To Ormandy's direction the Philadelphia Orchestra owed much of its famous lush, legato style, particularly in terms of string bowing and tone. His style attracted praise for its opulent sound but also was criticized for a purported lack of any real individual touch. In recent years, revisionist music critics have tended to downplay Ormandy's life achievements and impact, even though Ormandy enormously raised the bar for musical performance standards. He demonstrated exceptional musical and personal integrity, and will be forever remembered for his exceptional leadership skills, and his podium manner was formal and reserved, in the style of his idol, Toscanini. One orchestra musician complimented him by saying: "He doesn't try to conduct every note as some conductors do."
He always conducted the orchestra from memory. Interestingly, many web sites feature stories about Ormandy's humor and occasional awkward lapses in English-language usage while preparing musicians in rehearsal at Philadelphia's Academy of Music auditorium.
Ormandy, particularly noted for late Romantic and early 20th century works, was a champion of Sergei Rachmaninoff's music, conducting the premiere of his Symphonic Dances. He also directed the US premiere of several symphonies by Dmitri Shostakovich, as well as the premiere performances of several works by American composers. He made the first recording of Deryck Cooke's first performing edition of the complete Mahler Tenth Symphony, which many critics praised.
Ormandy led his orchestra through many performances in New York and other cities around the United States. He also led his orchestra through many foreign tours. Among the most famous foreign were a 1955 tour of Finland where many of the orchestra's members visited the elderly composer Jean Sibelius at his obscure country estate, and a 1973 tour of the People's Republic of China where the orchestra performed to enthusiastic audiences who had been isolated from Western classical music for many decades.
He also appeared as a guest conductor with other orchestras, and in the late 1960s recorded a highly memorable and idiomatic rendition of Dvorak's New World Symphony with the London Symphony Orchestra. In 1950 he directed New York's Metropolitan Opera in a fondly-remembered production of Johann Strauss' Die Fledermaus, which also was recorded. Nonetheless, his overriding loyalty for 48 years had been to Philadelphia.

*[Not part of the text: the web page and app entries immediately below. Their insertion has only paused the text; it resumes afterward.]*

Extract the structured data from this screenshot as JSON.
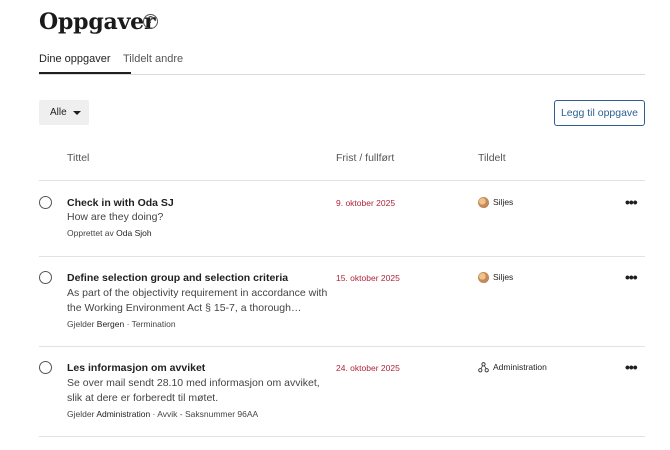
{
  "header": {
    "title": "Oppgaver",
    "help_icon": "question-circle-icon"
  },
  "tabs": [
    {
      "label": "Dine oppgaver",
      "active": true
    },
    {
      "label": "Tildelt andre",
      "active": false
    }
  ],
  "filter": {
    "selected": "Alle"
  },
  "add_button": {
    "label": "Legg til oppgave"
  },
  "columns": {
    "title": "Tittel",
    "due": "Frist / fullført",
    "assigned": "Tildelt"
  },
  "tasks": [
    {
      "title": "Check in with Oda SJ",
      "description": "How are they doing?",
      "meta_prefix": "Opprettet av",
      "meta_strong": "Oda Sjoh",
      "meta_suffix": "",
      "due": "9. oktober 2025",
      "assignee": "Siljes",
      "assignee_icon": "avatar-icon"
    },
    {
      "title": "Define selection group and selection criteria",
      "description": "As part of the objectivity requirement in accordance with the Working Environment Act § 15-7, a thorough selection process is required.",
      "meta_prefix": "Gjelder",
      "meta_strong": "Bergen",
      "meta_suffix": "· Termination",
      "due": "15. oktober 2025",
      "assignee": "Siljes",
      "assignee_icon": "avatar-icon"
    },
    {
      "title": "Les informasjon om avviket",
      "description": "Se over mail sendt 28.10 med informasjon om avviket, slik at dere er forberedt til møtet.",
      "meta_prefix": "Gjelder",
      "meta_strong": "Administration",
      "meta_suffix": "· Avvik - Saksnummer 96AA",
      "due": "24. oktober 2025",
      "assignee": "Administration",
      "assignee_icon": "org-group-icon"
    }
  ],
  "colors": {
    "accent": "#2e5f94",
    "due": "#b0243b"
  },
  "more_icon": "more-horizontal-icon"
}
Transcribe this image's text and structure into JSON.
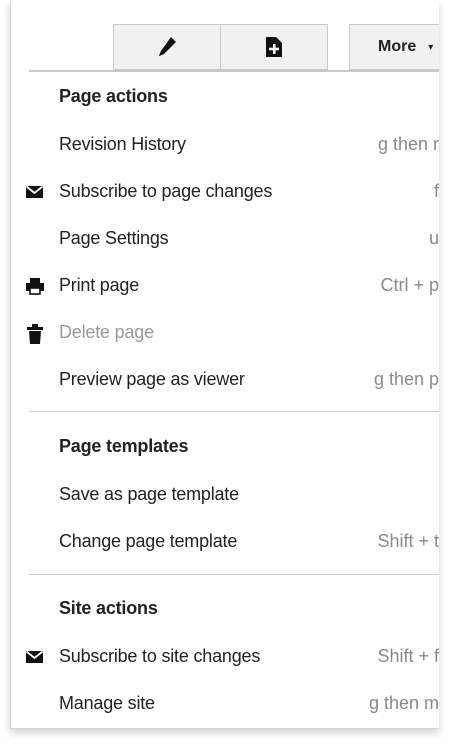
{
  "toolbar": {
    "edit_icon": "pencil-icon",
    "new_page_icon": "new-page-icon",
    "more_label": "More",
    "more_caret": "▾"
  },
  "sections": {
    "page_actions": {
      "heading": "Page actions",
      "items": [
        {
          "label": "Revision History",
          "shortcut": "g then r",
          "icon": null,
          "disabled": false
        },
        {
          "label": "Subscribe to page changes",
          "shortcut": "f",
          "icon": "envelope-icon",
          "disabled": false
        },
        {
          "label": "Page Settings",
          "shortcut": "u",
          "icon": null,
          "disabled": false
        },
        {
          "label": "Print page",
          "shortcut": "Ctrl + p",
          "icon": "printer-icon",
          "disabled": false
        },
        {
          "label": "Delete page",
          "shortcut": "",
          "icon": "trash-icon",
          "disabled": true
        },
        {
          "label": "Preview page as viewer",
          "shortcut": "g then p",
          "icon": null,
          "disabled": false
        }
      ]
    },
    "page_templates": {
      "heading": "Page templates",
      "items": [
        {
          "label": "Save as page template",
          "shortcut": "",
          "icon": null,
          "disabled": false
        },
        {
          "label": "Change page template",
          "shortcut": "Shift + t",
          "icon": null,
          "disabled": false
        }
      ]
    },
    "site_actions": {
      "heading": "Site actions",
      "items": [
        {
          "label": "Subscribe to site changes",
          "shortcut": "Shift + f",
          "icon": "envelope-icon",
          "disabled": false
        },
        {
          "label": "Manage site",
          "shortcut": "g then m",
          "icon": null,
          "disabled": false
        }
      ]
    }
  },
  "colors": {
    "text": "#222222",
    "shortcut": "#8a8a8a",
    "disabled": "#9a9a9a",
    "toolbar_bg": "#f1f1f1"
  }
}
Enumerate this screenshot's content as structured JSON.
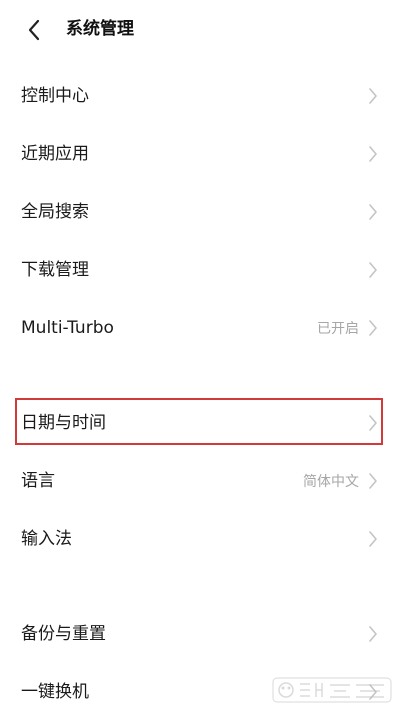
{
  "header": {
    "title": "系统管理"
  },
  "groups": [
    {
      "items": [
        {
          "label": "控制中心",
          "value": ""
        },
        {
          "label": "近期应用",
          "value": ""
        },
        {
          "label": "全局搜索",
          "value": ""
        },
        {
          "label": "下载管理",
          "value": ""
        },
        {
          "label": "Multi-Turbo",
          "value": "已开启"
        }
      ]
    },
    {
      "items": [
        {
          "label": "日期与时间",
          "value": ""
        },
        {
          "label": "语言",
          "value": "简体中文"
        },
        {
          "label": "输入法",
          "value": ""
        }
      ]
    },
    {
      "items": [
        {
          "label": "备份与重置",
          "value": ""
        },
        {
          "label": "一键换机",
          "value": ""
        }
      ]
    }
  ],
  "highlight_color": "#d23a3a",
  "icons": {
    "back": "chevron-left-icon",
    "row": "chevron-right-icon"
  }
}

From 1936 until his death, Ormandy made literally hundreds of recordings with the Philadelphia Orchestra spanning almost every classical-music genre. Curiously, few of the later stereo recordings were undertaken in the orchestra's performing venue at Philadelphia's Academy of Music, because record producers believed the dry acoustic environment didn't produce optimum sound quality for records. Many Philadelphia Orchestra recordings were taped at Philadelphia's Broadwood Hotel or Town Hall, which furnished a more resonant and bright acoustic environment for impressive-sounding "high fidelity" recording techniques. Recordings were produced for the following record labels: RCA Red Seal (1936 to 1942), Columbia Masterworks (1944 to 1968), RCA Red Seal (1968 to 1977) and EMI/Angel (1977-on). A few of the very late albums were also recorded for Delos and Telarc.